Last year, dam received 399.22 tmcft
CHENNAI: The water year 2006-07, which ended on Thursday, was satisfactory for Tamil Nadu as far as realisation of Cauvery water in the Mettur reservoir is concerned.
Between June 2006 and May 2007, the State received 235.93 thousand million cubic feet (tmcft), against 205 tmcft prescribed by the Cauvery Water Disputes Tribunal in its interim order in 1991, an excess of 30.93 tmcft.
In the previous irrigation year (2005-06), the State received a record 399.22 tmcft, the highest in the last 15 years.
Throughout the year, the storage and inflow in the reservoir was sufficient to meet the irrigation needs of both kuruvai and samba crops in the delta districts. In fact, the State achieved a record harvest in both the crops, thanks to sufficient storage in the reservoir.
The inflow from June 1 to September 30 was 165.99 tmcft, against the prescribed quantum of 137 tmcft. It was the highest in August when the realisation was 72.30 tmcft, against the prescribed quantity of 54.72 tmcft for that month. It received more than the quantum in July, August and November of 2006 and in April and May of this year. Though the reservoir realised less than the prescribed quantum in the remaining seven months, the deficit was meagre. On Friday morning, the storage in the reservoir was 36.5 tmcft (74.26 ft), against the capacity of 93.4 tmcft (120 ft). During this time last year, the storage was 86.08 tmcft.
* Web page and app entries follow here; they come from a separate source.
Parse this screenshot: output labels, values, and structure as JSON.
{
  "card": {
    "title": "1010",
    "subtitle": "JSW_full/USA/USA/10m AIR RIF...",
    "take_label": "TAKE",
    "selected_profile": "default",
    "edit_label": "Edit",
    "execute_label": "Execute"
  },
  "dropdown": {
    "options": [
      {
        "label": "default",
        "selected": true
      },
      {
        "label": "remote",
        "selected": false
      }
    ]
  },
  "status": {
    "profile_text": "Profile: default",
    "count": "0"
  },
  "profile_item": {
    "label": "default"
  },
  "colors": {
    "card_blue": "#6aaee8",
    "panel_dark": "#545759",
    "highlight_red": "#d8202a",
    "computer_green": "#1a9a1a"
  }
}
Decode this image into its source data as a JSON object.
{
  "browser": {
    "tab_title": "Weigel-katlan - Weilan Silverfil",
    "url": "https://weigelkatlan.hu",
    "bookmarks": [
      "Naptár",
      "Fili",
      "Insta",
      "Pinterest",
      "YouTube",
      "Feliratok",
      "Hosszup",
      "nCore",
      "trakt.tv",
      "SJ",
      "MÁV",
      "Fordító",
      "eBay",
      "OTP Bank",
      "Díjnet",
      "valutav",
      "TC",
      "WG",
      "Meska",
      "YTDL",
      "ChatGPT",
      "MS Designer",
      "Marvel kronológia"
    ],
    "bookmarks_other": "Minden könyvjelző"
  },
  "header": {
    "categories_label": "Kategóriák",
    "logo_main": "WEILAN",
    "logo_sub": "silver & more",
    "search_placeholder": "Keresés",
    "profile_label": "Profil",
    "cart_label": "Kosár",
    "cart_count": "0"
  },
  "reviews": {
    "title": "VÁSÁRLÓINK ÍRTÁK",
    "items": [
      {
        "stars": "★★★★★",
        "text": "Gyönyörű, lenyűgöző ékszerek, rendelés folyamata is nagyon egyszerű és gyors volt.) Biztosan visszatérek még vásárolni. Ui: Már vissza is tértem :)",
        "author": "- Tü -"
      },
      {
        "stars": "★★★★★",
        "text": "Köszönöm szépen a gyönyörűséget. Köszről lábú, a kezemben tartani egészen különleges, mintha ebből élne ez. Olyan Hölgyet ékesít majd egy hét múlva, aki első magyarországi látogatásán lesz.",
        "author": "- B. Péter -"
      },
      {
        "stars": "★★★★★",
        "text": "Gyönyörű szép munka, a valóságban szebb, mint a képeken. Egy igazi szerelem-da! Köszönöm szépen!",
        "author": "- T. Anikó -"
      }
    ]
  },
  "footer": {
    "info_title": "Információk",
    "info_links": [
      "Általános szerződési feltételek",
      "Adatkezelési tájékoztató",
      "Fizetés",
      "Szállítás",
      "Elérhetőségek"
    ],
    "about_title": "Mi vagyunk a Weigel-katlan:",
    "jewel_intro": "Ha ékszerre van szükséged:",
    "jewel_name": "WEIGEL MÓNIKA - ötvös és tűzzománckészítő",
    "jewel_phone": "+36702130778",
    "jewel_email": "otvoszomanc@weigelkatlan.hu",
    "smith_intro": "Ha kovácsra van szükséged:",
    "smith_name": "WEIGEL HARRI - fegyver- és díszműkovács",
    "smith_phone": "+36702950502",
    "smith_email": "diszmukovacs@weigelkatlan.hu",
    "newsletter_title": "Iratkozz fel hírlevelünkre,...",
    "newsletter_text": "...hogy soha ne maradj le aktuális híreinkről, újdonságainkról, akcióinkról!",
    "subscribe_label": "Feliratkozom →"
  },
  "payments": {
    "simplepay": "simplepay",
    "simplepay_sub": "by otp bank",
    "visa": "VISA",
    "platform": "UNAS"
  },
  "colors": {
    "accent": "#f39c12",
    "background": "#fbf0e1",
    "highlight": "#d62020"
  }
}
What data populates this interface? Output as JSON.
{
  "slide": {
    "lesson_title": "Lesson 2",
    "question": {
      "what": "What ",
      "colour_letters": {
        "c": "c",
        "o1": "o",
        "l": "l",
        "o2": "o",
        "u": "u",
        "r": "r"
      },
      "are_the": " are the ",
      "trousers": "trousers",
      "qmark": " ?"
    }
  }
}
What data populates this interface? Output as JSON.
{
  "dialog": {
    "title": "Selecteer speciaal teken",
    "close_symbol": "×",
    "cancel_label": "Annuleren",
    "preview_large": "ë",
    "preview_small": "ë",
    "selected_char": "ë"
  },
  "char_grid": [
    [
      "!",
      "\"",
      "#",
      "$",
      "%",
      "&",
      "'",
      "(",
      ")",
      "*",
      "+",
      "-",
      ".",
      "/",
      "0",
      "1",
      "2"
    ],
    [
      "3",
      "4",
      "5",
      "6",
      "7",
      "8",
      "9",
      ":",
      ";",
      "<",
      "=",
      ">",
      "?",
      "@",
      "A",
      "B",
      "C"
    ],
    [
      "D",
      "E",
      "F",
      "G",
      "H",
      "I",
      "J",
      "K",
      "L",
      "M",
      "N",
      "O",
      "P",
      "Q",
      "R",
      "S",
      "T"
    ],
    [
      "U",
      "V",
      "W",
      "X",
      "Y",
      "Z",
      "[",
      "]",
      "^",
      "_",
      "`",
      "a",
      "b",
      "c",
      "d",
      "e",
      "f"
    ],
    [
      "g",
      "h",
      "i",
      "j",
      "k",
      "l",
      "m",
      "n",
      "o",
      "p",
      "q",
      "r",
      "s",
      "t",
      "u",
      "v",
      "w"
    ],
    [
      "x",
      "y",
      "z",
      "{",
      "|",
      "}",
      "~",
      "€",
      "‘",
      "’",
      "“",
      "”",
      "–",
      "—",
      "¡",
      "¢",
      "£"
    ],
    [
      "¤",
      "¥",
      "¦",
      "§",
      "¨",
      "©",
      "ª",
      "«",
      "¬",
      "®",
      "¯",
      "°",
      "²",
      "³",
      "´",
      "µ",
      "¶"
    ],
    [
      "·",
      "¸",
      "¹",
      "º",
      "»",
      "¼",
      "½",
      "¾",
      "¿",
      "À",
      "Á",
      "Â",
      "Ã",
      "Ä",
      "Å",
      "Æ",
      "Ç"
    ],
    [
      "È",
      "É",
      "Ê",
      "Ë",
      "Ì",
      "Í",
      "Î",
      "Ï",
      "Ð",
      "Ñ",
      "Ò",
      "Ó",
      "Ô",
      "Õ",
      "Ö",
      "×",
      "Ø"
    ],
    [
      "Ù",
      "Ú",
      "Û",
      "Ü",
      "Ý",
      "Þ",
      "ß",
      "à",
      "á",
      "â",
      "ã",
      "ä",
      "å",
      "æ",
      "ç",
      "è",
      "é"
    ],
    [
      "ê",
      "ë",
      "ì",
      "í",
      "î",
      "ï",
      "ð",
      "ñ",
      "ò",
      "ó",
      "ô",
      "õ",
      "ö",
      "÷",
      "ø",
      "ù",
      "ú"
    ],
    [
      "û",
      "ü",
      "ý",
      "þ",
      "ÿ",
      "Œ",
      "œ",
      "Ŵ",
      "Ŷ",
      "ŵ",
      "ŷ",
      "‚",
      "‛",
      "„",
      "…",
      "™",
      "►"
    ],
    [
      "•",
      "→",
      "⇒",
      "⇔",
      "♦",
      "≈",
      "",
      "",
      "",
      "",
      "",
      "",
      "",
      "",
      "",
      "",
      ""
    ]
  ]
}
The current storage is hardly sufficient to open the reservoir on June 12. The possibility of the reservoir getting substantial inflow before June 12 is extremely doubtful as the combined storage of four reservoirs in Karnataka, main source of supply to Cauvery, was 19 tmcft, against the total capacity of 114 tmcft. Besides, there was no substantial rainfall in the catchments areas.
Officials said all the four riparian states of Cauvery (Karnataka, Tamil Nadu, Kerala and Pondicherry) had filed clarification petitions in the Tribunal against its final order under section 5(3) of the Inter-State River Disputes Act, 1956.
The tribunal could take one year to decide on the petition and if more time was required, the Centre could be approached for an extension.
After passing all the stages, the Tribunal would give its clarifications and send the same to the Union Government. Only then would the Centre notify the final award in the gazette.